ServicesPower CutsHelp


Follow us

Twitter Icon Facebook Iconfbmessanger

Instagram Icon linkedIn Icon YouTube Icon

Power company steers staff towards safe driving

The UK’s biggest electricity distributor is marking Road Safety Week by driving home its message about safe driving among its employees.

From Press releases - 17 November 2017 12:00 AM

Driver image.jpg

UK Power Networks, which delivers electricity to eight million customers across East Anglia, London and the South East, has around 6,000 staff, with around 75% of these driving for their work.

The company introduced its ‘Drive to Arrive’ scheme last year initially rolling it out to 400 staff and it has since been incorporated into a package about road safety which is available for use across the business. Reminders to all staff are being issued to coincide with the awareness week, covering all road users.

The scheme was brainchild of former firefighter Simon Deeley who has turned his own tragic past experiences into an innovative and engaging driver awareness programme.

In his previous job, he assisted a dying man following a car incident. Then years later in 2015, a colleague at UK Power Networks died in a car crash outside work.

The programme Simon designed includes awareness days that send hard-hitting messages and real-life examples of the dangers of unsafe driving.

Topics included speeding, seat belts, mobile phones, motor bikes and peer pressure. The days finished with a letter from a UK Power Networks’ employee who lost his wife in a road incident. The letter was hidden under the chairs of attendees and they were asked to read it in their own time.

While Simon no longer gives the talks in person, UK Power Networks runs bespoke driving training for its foundation apprentices who are only permitted to take the wheel after a year with the company.

Simon said: “At UK Power Networks thousands of our staff drive as part of their job, be it accessing sites for project and maintenance work, as well as responding to power cuts, so it’s vital safe driving practices are understood and encouraged.

“From my own personal experiences, what I set out to do with ‘Drive to Arrive’ was increase everyone’s general awareness about safe driving by starting a conversation about it and making the dangers real in their minds and I’m glad it was so well received.

“Following the incident in 2015, I wanted to put together more road safety training. I called on my ten years’ experience as a firefighter in the Suffolk Fire Service and tried to come up with an interesting way to inform people about the importance of safe driving.

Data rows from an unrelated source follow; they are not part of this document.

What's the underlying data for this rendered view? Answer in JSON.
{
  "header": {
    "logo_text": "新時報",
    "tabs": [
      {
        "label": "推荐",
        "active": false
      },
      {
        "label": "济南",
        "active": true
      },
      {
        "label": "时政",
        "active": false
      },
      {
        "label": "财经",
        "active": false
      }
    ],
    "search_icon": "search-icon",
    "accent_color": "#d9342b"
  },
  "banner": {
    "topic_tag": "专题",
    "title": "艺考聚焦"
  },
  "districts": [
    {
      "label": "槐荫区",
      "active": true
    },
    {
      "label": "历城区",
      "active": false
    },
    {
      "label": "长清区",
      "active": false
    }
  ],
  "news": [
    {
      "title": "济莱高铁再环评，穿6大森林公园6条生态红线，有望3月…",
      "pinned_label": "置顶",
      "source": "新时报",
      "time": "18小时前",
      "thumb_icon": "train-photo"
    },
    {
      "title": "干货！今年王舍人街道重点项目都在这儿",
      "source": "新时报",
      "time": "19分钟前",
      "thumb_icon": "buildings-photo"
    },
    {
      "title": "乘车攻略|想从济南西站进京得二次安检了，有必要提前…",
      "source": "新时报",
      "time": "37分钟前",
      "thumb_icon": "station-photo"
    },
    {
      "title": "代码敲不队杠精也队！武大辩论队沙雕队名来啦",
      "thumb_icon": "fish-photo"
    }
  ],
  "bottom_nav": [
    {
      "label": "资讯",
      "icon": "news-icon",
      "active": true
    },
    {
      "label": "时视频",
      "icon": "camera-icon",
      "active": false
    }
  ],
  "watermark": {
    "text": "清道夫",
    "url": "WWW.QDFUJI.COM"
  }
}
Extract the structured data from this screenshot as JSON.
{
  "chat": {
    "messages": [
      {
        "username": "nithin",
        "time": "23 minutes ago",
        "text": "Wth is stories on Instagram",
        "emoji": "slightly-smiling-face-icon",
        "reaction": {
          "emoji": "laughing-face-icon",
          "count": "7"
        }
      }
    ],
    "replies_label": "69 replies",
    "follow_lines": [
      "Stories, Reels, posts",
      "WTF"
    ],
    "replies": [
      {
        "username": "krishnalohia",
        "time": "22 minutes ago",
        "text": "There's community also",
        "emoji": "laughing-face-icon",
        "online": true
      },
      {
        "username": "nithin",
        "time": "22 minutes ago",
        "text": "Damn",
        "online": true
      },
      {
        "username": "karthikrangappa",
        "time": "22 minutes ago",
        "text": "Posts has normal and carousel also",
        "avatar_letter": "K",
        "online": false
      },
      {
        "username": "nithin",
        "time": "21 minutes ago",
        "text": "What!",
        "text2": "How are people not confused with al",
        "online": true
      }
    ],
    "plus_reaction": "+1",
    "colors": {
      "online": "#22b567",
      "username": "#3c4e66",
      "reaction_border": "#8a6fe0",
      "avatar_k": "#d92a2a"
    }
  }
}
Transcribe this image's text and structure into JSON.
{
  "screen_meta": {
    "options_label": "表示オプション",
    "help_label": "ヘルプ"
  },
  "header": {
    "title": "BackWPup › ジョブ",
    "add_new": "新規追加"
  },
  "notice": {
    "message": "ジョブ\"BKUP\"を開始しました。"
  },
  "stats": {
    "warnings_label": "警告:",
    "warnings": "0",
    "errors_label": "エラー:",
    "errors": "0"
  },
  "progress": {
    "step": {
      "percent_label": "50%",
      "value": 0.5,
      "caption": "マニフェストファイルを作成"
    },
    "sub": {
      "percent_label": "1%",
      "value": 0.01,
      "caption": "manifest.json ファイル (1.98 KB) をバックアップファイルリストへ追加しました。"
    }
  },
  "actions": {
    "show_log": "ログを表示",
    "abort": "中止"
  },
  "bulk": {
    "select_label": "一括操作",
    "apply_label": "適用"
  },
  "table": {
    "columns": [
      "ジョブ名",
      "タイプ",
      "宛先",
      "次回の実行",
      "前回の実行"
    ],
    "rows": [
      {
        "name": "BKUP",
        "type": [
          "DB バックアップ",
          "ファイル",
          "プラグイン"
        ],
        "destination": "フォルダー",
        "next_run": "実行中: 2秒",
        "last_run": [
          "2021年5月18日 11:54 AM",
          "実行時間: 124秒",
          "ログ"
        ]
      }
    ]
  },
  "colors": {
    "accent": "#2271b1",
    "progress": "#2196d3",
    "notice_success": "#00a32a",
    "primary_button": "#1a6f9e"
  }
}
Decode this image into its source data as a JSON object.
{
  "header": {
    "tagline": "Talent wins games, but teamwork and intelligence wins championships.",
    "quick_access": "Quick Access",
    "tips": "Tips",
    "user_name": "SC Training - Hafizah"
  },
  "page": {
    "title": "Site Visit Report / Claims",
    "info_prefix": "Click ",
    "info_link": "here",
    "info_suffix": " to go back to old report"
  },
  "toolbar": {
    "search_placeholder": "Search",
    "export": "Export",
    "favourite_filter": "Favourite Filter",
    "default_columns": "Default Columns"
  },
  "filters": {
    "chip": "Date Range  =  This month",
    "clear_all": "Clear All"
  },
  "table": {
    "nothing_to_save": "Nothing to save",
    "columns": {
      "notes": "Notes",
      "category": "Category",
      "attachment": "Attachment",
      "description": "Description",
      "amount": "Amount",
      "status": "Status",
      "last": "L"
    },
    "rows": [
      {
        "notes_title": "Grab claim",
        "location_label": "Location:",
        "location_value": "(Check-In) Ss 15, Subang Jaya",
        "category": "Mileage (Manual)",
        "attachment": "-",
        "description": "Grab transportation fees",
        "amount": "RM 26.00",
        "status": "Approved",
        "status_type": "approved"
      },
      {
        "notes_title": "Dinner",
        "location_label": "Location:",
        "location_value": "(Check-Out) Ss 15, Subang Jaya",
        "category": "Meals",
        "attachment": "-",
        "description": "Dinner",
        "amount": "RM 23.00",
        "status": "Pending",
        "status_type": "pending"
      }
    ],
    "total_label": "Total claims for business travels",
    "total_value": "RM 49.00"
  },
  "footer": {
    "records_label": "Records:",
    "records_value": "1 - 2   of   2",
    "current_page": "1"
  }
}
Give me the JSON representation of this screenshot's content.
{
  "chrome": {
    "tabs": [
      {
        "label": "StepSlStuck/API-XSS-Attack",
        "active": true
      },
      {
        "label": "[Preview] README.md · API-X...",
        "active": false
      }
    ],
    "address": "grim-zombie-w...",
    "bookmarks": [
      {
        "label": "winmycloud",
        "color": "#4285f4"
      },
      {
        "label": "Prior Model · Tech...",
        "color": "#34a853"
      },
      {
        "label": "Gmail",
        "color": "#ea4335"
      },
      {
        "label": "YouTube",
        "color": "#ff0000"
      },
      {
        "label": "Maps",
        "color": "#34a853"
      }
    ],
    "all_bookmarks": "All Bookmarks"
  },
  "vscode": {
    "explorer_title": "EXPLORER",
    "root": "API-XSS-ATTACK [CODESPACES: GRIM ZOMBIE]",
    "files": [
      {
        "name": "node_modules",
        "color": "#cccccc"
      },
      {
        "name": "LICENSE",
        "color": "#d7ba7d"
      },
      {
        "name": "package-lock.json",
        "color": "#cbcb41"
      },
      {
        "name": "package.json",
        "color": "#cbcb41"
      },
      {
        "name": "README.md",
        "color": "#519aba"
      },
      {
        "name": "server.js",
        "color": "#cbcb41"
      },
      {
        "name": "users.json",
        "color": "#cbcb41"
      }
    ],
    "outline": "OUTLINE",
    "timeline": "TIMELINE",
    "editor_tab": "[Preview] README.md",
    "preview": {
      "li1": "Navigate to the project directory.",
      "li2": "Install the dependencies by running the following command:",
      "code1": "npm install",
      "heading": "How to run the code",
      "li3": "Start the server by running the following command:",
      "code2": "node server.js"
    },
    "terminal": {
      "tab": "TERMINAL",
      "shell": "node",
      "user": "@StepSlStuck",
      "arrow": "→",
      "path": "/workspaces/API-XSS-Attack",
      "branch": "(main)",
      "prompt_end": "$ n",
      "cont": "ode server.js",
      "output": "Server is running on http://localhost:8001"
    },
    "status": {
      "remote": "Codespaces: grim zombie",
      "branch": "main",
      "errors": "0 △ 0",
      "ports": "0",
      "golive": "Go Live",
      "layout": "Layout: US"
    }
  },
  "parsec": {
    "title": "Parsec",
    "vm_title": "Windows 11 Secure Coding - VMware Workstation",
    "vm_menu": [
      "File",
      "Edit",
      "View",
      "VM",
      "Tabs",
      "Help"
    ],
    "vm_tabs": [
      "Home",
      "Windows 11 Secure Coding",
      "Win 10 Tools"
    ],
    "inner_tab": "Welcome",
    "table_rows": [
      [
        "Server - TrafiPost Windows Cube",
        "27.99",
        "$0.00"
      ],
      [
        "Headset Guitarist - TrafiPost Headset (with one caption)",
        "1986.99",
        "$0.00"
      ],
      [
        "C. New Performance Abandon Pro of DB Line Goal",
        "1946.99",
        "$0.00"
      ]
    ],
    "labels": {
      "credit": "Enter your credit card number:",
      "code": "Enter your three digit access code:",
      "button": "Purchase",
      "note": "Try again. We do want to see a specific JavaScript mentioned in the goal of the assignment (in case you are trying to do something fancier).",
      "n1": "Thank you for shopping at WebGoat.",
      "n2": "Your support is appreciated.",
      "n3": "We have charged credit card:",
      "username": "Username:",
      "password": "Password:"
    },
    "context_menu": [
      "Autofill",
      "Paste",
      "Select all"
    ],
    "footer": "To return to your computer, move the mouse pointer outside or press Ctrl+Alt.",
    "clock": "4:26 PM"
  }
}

“I started my own talks on the subject with the true life incident that I attended where a young person died – something that still plays on my mind to this day. I’m glad the talks proved a success and hope there is a legacy with the material we produced now being available for use as required.”

Road Safety Week, running from 20-26 November is the UK's biggest road safety event, coordinated annually by Brake, the road safety charity.

Jason Wakeford, director of campaigns at Brake, the road safety charity, said: “We welcome companies taking driving awareness training seriously because of the huge safety benefits it brings.

“Road Safety Week is a major event for Brake as well as for organisations up and down the country doing playing their part to promote safer driving.”

Road Safety Week aims to inspire thousands of schools, organisations and communities to take action on road safety and promote life-saving messages during the Week and beyond.

It also provides a focal point for professionals working in road safety to boost awareness and engagement in their work.

This year’s theme is ‘speed down, save lives’ pointing out that speeding is still a major issue in the UK and Brake seek to raise awareness of the dangers of driving too fast.